======== RECORDS PROVIDED ========
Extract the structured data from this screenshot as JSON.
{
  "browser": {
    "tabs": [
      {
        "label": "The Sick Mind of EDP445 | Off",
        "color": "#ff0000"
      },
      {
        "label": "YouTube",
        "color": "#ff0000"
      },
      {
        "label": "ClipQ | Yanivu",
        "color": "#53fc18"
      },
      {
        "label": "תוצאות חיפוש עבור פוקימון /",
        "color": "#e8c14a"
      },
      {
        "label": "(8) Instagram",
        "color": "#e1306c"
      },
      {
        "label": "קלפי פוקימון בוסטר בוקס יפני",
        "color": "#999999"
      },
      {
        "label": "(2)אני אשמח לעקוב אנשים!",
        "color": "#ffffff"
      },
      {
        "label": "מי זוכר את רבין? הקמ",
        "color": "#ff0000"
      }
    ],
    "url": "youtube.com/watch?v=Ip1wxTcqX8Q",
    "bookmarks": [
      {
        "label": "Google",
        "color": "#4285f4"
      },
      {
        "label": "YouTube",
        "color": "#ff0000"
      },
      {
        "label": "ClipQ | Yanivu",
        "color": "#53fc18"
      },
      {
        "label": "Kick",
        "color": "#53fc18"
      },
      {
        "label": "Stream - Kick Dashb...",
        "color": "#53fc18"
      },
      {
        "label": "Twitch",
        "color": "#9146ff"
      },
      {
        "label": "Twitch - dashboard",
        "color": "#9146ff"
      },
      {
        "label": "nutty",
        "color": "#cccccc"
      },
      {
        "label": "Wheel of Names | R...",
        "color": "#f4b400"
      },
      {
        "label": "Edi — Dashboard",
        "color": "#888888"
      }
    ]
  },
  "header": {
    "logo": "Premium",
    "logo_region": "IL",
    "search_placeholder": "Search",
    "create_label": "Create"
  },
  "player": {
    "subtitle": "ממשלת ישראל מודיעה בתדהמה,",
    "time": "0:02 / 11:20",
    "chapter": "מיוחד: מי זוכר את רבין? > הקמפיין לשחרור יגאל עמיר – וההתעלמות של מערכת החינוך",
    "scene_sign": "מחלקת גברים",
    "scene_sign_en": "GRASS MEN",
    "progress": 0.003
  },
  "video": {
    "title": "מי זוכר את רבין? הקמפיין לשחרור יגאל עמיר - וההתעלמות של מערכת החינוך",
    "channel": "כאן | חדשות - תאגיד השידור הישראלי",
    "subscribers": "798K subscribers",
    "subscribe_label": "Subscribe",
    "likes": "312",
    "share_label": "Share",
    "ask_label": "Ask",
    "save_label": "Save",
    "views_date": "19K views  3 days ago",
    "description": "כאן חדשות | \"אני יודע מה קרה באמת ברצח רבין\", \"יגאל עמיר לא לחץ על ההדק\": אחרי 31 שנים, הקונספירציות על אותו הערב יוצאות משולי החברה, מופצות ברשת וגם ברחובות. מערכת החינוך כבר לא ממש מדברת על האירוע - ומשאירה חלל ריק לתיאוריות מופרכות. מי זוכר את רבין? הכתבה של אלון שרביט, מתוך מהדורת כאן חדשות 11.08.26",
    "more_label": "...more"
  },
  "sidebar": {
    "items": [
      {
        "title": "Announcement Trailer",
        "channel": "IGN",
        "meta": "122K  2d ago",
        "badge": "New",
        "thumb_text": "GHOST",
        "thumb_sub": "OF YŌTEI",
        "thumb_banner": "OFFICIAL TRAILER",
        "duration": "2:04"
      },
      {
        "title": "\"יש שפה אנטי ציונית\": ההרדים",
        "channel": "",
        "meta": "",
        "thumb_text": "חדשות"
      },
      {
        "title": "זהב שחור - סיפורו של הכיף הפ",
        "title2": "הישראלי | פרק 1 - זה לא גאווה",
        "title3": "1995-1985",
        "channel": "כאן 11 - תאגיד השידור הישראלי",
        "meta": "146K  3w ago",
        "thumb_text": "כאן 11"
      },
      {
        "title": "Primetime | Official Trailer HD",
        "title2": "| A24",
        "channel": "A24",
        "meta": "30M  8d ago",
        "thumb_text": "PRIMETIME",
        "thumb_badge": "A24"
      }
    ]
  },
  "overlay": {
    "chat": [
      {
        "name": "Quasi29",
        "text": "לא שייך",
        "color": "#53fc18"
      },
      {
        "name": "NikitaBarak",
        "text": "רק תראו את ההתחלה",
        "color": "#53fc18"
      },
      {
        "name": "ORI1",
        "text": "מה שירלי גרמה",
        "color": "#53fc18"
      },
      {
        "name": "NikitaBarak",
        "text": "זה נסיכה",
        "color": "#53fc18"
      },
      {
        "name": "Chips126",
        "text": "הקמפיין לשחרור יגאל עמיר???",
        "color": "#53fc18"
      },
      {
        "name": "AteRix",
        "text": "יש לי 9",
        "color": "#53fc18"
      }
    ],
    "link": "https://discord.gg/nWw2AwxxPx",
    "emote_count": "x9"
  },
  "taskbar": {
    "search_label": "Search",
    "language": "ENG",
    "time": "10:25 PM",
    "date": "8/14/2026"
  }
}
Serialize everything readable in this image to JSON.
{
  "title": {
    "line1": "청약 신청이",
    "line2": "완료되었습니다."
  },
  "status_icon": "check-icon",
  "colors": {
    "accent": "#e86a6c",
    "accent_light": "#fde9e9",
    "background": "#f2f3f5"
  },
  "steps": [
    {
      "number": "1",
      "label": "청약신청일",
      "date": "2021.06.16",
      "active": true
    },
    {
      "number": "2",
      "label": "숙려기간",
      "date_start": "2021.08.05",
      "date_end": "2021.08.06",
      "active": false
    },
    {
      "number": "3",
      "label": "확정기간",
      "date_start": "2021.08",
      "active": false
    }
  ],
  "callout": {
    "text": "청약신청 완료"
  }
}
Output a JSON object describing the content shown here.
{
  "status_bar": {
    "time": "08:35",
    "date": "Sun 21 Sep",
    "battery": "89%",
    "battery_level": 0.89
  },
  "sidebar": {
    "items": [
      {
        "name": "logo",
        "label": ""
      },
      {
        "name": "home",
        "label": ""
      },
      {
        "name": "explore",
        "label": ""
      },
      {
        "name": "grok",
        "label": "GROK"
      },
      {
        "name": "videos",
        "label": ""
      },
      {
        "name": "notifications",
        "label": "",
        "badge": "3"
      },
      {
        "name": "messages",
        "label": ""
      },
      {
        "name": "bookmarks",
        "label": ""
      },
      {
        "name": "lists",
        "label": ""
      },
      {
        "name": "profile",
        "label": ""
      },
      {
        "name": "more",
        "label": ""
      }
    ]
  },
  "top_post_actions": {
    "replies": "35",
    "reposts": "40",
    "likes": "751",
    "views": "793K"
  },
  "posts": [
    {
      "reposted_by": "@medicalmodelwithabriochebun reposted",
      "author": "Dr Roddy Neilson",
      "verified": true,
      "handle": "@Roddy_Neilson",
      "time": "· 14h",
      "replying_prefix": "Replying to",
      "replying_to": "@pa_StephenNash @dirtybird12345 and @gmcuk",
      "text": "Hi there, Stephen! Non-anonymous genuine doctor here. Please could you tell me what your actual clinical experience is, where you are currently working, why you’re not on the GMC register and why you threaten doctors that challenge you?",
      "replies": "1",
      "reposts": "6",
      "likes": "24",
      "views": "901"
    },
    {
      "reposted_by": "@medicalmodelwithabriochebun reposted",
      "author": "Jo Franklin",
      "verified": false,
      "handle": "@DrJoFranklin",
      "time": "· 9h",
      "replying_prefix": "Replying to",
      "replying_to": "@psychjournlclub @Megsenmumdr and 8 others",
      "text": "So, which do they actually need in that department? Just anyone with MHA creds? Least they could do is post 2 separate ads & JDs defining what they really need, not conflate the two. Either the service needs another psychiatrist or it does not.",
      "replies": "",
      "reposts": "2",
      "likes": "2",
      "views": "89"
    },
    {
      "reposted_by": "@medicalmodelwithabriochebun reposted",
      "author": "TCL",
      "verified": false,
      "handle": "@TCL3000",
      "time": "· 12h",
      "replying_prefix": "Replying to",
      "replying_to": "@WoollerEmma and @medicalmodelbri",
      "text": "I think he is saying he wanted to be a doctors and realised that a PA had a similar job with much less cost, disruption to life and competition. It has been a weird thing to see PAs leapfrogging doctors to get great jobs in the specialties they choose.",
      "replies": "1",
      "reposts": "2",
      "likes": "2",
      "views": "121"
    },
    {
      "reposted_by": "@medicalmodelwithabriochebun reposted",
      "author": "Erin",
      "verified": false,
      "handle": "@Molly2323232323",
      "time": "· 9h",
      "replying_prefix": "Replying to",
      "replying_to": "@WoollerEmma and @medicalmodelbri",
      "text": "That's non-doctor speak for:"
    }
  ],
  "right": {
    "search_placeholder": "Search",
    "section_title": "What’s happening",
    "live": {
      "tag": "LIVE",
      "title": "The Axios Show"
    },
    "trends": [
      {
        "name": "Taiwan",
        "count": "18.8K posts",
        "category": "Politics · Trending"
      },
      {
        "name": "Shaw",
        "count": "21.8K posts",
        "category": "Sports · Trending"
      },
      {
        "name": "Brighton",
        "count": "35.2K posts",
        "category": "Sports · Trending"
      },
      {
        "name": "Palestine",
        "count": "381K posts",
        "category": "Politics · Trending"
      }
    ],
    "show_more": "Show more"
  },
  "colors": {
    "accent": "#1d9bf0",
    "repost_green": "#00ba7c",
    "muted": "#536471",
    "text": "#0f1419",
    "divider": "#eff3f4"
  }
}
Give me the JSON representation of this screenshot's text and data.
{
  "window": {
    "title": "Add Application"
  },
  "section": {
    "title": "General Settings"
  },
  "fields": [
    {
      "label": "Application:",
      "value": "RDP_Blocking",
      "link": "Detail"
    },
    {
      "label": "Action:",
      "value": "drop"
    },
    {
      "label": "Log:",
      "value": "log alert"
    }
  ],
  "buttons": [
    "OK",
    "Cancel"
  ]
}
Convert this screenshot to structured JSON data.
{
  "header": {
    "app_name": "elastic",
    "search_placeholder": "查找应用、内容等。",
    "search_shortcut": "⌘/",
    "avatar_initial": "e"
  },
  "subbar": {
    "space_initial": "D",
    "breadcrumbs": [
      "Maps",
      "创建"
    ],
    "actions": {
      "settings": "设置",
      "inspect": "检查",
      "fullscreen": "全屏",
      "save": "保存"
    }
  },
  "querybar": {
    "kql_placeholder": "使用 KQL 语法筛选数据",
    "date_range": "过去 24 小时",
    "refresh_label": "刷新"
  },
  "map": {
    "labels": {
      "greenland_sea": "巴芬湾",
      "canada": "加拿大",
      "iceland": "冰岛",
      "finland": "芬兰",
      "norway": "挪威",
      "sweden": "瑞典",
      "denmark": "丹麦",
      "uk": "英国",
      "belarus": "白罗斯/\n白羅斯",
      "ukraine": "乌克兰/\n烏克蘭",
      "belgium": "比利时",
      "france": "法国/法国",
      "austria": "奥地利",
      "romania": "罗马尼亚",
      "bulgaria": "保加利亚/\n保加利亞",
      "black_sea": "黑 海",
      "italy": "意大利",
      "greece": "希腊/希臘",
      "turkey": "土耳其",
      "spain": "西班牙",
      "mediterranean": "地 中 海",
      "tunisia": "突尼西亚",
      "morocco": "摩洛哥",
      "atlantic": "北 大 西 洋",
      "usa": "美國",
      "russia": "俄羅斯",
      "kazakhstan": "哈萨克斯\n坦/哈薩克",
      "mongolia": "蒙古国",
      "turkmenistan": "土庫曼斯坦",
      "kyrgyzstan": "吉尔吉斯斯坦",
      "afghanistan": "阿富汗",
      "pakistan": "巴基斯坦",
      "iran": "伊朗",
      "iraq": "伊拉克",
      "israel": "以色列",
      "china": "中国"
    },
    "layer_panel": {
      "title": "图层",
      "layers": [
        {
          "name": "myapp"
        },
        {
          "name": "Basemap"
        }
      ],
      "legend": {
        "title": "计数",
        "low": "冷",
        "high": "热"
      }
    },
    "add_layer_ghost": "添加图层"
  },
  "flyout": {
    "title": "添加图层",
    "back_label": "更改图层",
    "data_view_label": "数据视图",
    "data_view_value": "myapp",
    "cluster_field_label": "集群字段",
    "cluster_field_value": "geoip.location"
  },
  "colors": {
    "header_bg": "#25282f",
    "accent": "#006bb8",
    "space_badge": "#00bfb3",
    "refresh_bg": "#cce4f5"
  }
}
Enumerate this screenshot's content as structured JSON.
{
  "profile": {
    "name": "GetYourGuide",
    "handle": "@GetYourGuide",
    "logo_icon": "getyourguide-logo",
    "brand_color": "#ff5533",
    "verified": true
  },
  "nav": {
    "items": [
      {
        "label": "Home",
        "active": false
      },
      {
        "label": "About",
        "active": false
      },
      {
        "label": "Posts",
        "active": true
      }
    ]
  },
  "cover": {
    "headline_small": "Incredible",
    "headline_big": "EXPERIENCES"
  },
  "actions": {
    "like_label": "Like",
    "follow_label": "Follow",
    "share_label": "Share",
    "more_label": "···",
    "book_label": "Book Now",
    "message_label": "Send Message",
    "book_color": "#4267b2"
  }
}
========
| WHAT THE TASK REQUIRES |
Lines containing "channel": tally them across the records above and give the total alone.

| TASK ANSWER |
5